Chinese Brazilians (Portuguese: Sino-brasileiro or Chinês-brasileiro; Chinese: 巴西华人 or 巴西华裔) are people of Chinese ancestry who were born in or have immigrated to Brazil. The Chinese Brazilian population was estimated to be approximately 250,000.
It is known that there were Chinese in Brazil as far as the late 18th century. Rugendas painted a deciption o Chinese Tea planters in Rio de Janeiro during the period of the Portuguese Royal family in Brazil. In 1814 John VI of Portugal brought 300 Chinese from Macau to work in the Botanical Garden of Rio de Janeiro.

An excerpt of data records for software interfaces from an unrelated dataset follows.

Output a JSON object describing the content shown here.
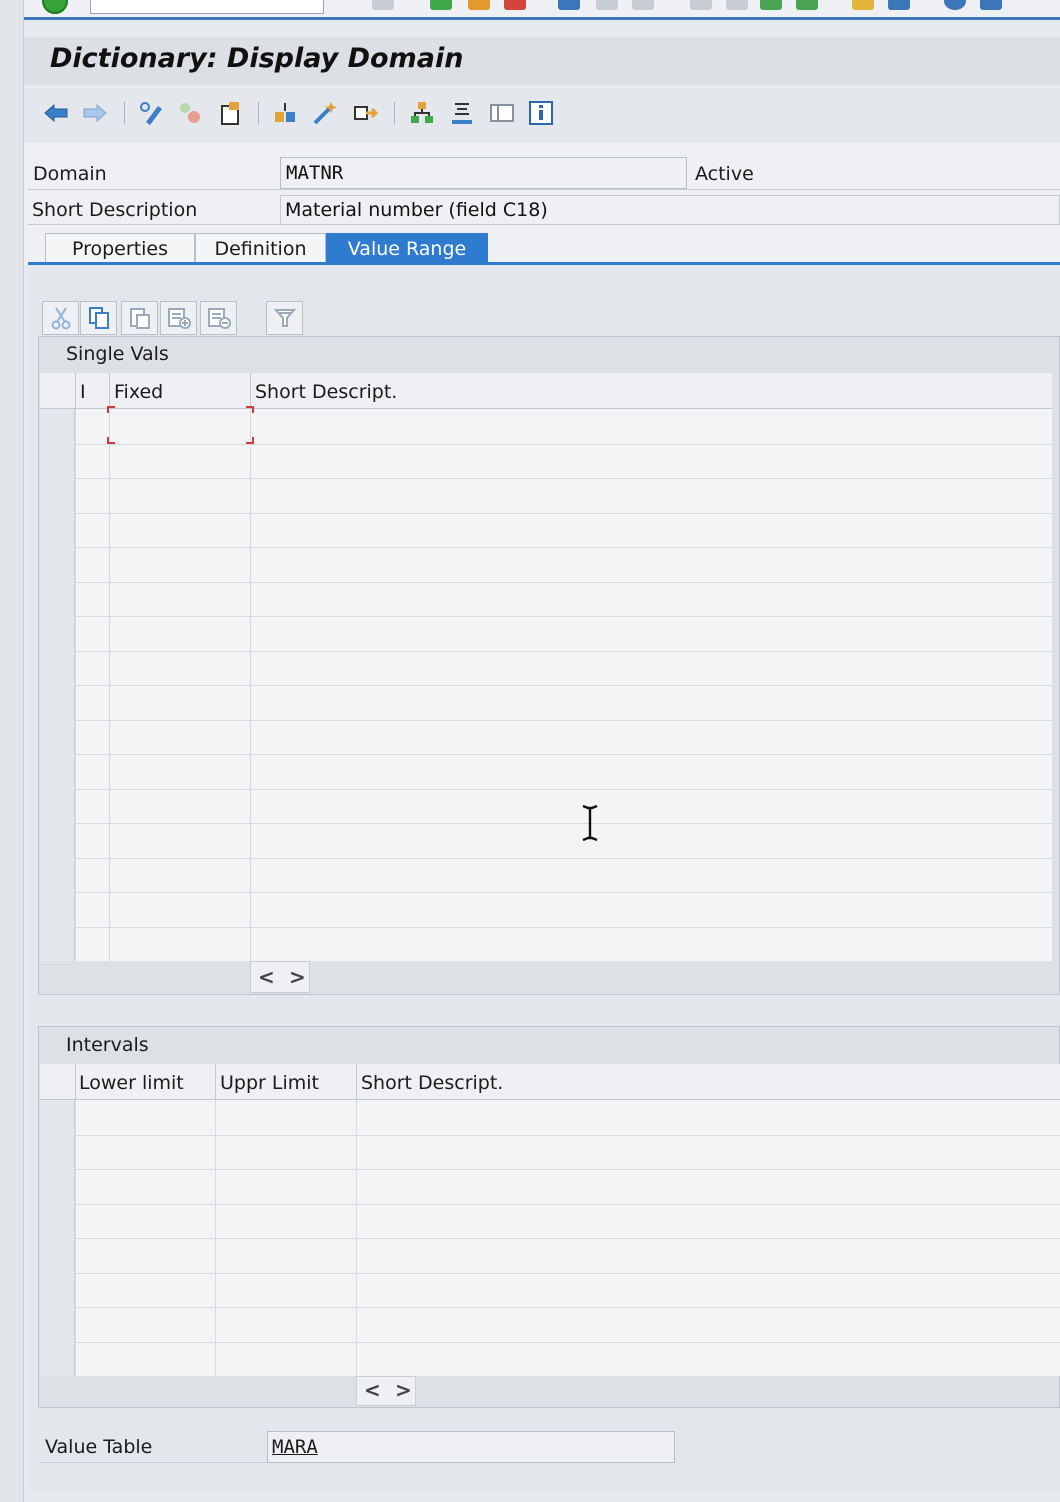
{
  "window": {
    "title": "Dictionary: Display Domain"
  },
  "header": {
    "domain_label": "Domain",
    "domain_value": "MATNR",
    "domain_status": "Active",
    "short_desc_label": "Short Description",
    "short_desc_value": "Material number (field C18)"
  },
  "tabs": [
    {
      "label": "Properties"
    },
    {
      "label": "Definition"
    },
    {
      "label": "Value Range"
    }
  ],
  "single_values": {
    "caption": "Single Vals",
    "columns": [
      "I",
      "Fixed",
      "Short Descript."
    ]
  },
  "intervals": {
    "caption": "Intervals",
    "columns": [
      "Lower limit",
      "Uppr Limit",
      "Short Descript."
    ]
  },
  "value_table": {
    "label": "Value Table",
    "value": "MARA"
  },
  "scroll": {
    "left": "<",
    "right": ">"
  },
  "colors": {
    "accent": "#2f7bcf",
    "background": "#e3e6ea",
    "grid": "#f3f4f6"
  }
}
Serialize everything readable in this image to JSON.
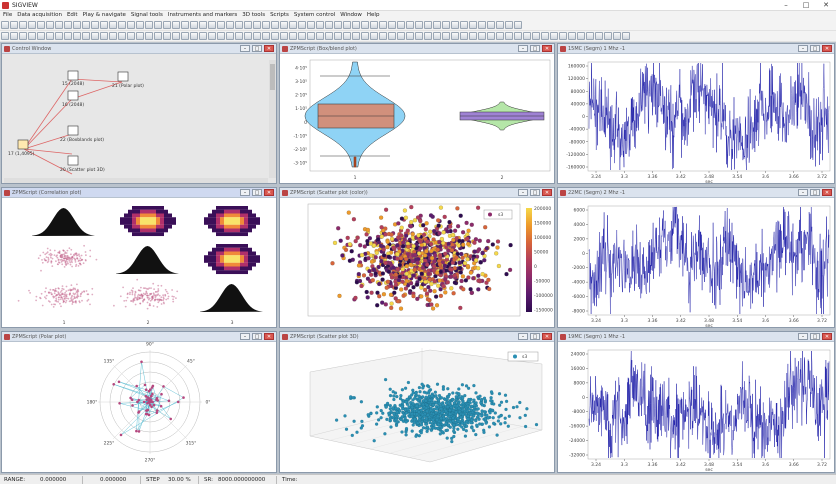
{
  "app": {
    "title": "SIGVIEW"
  },
  "menu": [
    "File",
    "Data acquisition",
    "Edit",
    "Play & navigate",
    "Signal tools",
    "Instruments and markers",
    "3D tools",
    "Scripts",
    "System control",
    "Window",
    "Help"
  ],
  "windows": {
    "control": {
      "title": "Control Window",
      "nodes": [
        "21 (Polar plot)",
        "15 (2048)",
        "16 (2048)",
        "17 (1,4095)",
        "22 (Boxblands plot)",
        "20 (Scatter plot 3D)"
      ]
    },
    "box": {
      "title": "ZPMScript (Box/blend plot)",
      "yticks": [
        "4·10⁵",
        "3·10⁵",
        "2·10⁵",
        "1·10⁵",
        "0",
        "-1·10⁵",
        "-2·10⁵",
        "-3·10⁵"
      ],
      "xticks": [
        "1",
        "2"
      ]
    },
    "sig1": {
      "title": "15MC (Segm) 1 Mhz -1",
      "yticks": [
        "160000",
        "120000",
        "80000",
        "40000",
        "0",
        "-40000",
        "-80000",
        "-120000",
        "-160000"
      ],
      "xticks": [
        "3.24",
        "3.3",
        "3.36",
        "3.42",
        "3.48",
        "3.54",
        "3.6",
        "3.66",
        "3.72"
      ],
      "xunit": "sec"
    },
    "corr": {
      "title": "ZPMScript (Correlation plot)",
      "xticks": [
        "1",
        "2",
        "3"
      ]
    },
    "scatter": {
      "title": "ZPMScript (Scatter plot (color))",
      "legend": "s3",
      "cbticks": [
        "200000",
        "150000",
        "100000",
        "50000",
        "0",
        "-50000",
        "-100000",
        "-150000"
      ]
    },
    "sig2": {
      "title": "22MC (Segm) 2 Mhz -1",
      "yticks": [
        "6000",
        "4000",
        "2000",
        "0",
        "-2000",
        "-4000",
        "-6000",
        "-8000"
      ],
      "xticks": [
        "3.24",
        "3.3",
        "3.36",
        "3.42",
        "3.48",
        "3.54",
        "3.6",
        "3.66",
        "3.72"
      ],
      "xunit": "sec"
    },
    "polar": {
      "title": "ZPMScript (Polar plot)",
      "angles": [
        "90°",
        "45°",
        "0°",
        "315°",
        "270°",
        "225°",
        "180°",
        "135°"
      ]
    },
    "scatter3d": {
      "title": "ZPMScript (Scatter plot 3D)",
      "legend": "s3"
    },
    "sig3": {
      "title": "19MC (Segm) 1 Mhz -1",
      "yticks": [
        "24000",
        "16000",
        "8000",
        "0",
        "-8000",
        "-16000",
        "-24000",
        "-32000"
      ],
      "xticks": [
        "3.24",
        "3.3",
        "3.36",
        "3.42",
        "3.48",
        "3.54",
        "3.6",
        "3.66",
        "3.72"
      ],
      "xunit": "sec"
    }
  },
  "status": {
    "range_label": "RANGE:",
    "range_value": "0.000000",
    "value2": "0.000000",
    "step_label": "STEP",
    "step_value": "30.00 %",
    "sr_label": "SR:",
    "sr_value": "8000.000000000",
    "time_label": "Time:"
  }
}
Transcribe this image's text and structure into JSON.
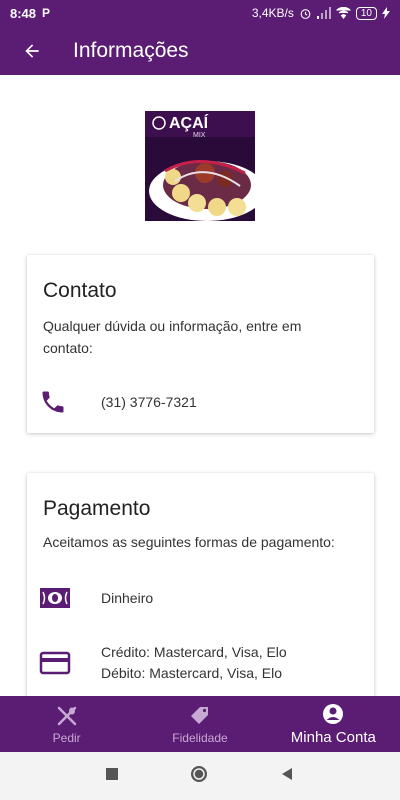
{
  "status_bar": {
    "time": "8:48",
    "app_icon": "P",
    "speed": "3,4KB/s",
    "battery": "10"
  },
  "app_bar": {
    "title": "Informações"
  },
  "logo": {
    "brand": "AÇAÍ",
    "brand_sub": "MIX"
  },
  "contact": {
    "title": "Contato",
    "description": "Qualquer dúvida ou informação, entre em contato:",
    "phone": "(31) 3776-7321"
  },
  "payment": {
    "title": "Pagamento",
    "description": "Aceitamos as seguintes formas de pagamento:",
    "cash": "Dinheiro",
    "credit": "Crédito: Mastercard, Visa, Elo",
    "debit": "Débito: Mastercard, Visa, Elo"
  },
  "bottom_nav": {
    "items": [
      {
        "label": "Pedir",
        "icon": "fork-knife-icon"
      },
      {
        "label": "Fidelidade",
        "icon": "tag-icon"
      },
      {
        "label": "Minha Conta",
        "icon": "account-circle-icon"
      }
    ],
    "active_index": 2
  },
  "colors": {
    "primary": "#5b1c74",
    "inactive_nav": "#c7a9d3"
  }
}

São Paulo has the largest Chinese Brazilian population, in particular on the district of Liberdade. Besides being an area famous for its strong Japanese presence, a significant number of Taiwanese immigrants have settled in Liberdade, and many Chinese immigrants have come to Liberdade following the Communist revolution in 1949. Many Cantonese from Hong Kong and Portuguese-speaking Macau, including some Macanese of mixed Chinese and Portuguese descent, have also settled in Brazil. These Macau immigrants can usually speak and understand Portuguese (its Creole, Macanese or Patuá, is also spoken), allowing them to adjust more easily to life in Brazil. Today, Chinese Brazilians are usually bilingual with Portuguese and Chinese.